In the morning, when Pearce went to visit Khione there was an altercation at the hospital. They wouldn’t let Pearce see her, and her room was blocked by police officers and tape. Pearce called his father from the atrium, “Dad, what’s going on with Khione. They wouldn’t let me see her.”
Dr. Wimund’s voice was weary, “She’s gone Pearce.”
“She slipped out of the window last night and the police are searching for her.”
“Is she alright?”
“No idea. I just found out myself. The nurse said she was active and mobile and seemed to be recovering well. When they checked on her during the night, she was gone.”
“I’m going to look for her.”
Dr. Wimund’s voice was bland, “And how are you going to find her? From what you told me, she’s adept at hiding in the city.”
“Adept when she is well.”
“Perhaps that is part of it. She felt well enough to escape. She might show up on your doorstep. She doesn’t have anywhere else to go.”
Pearce asked, “Did she take her things?”
“No idea, the police have her room on a lockdown.”
“She isn’t an escaped convict.”
“Son, ICE is involved and maybe others. I don’t know what else might be happening.”
“Won’t they keep you informed?”
“Hard to tell. They think she is dangerous, but I don’t think they will shoot her or anything.”
“I’m going to look for her.”
“My prayers will be with you.”
“Thanks, dad,” Pearce hung up.
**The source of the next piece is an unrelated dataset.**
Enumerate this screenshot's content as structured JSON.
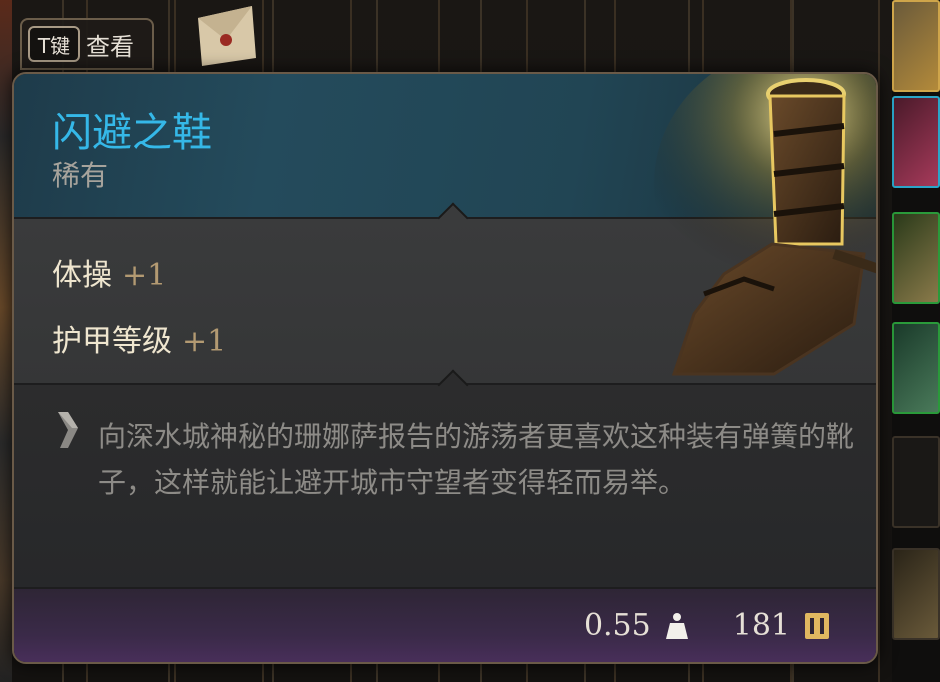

This phone conversation might need more tags especially from Pearce’s side. Notice, the initial identification of who is speaking and the very specific sound tags. There are limited ID tags to hold to the feel of a phone conversation. The point is this–ID your speakers. Remember tags can be sound based or voice based. Make it sound like a phone conversation. Ensure the reader understands the topic. I think you can piece a great deal from this short conversation, and you haven’t read the rest of the novel. Radio communications are even more important to get right.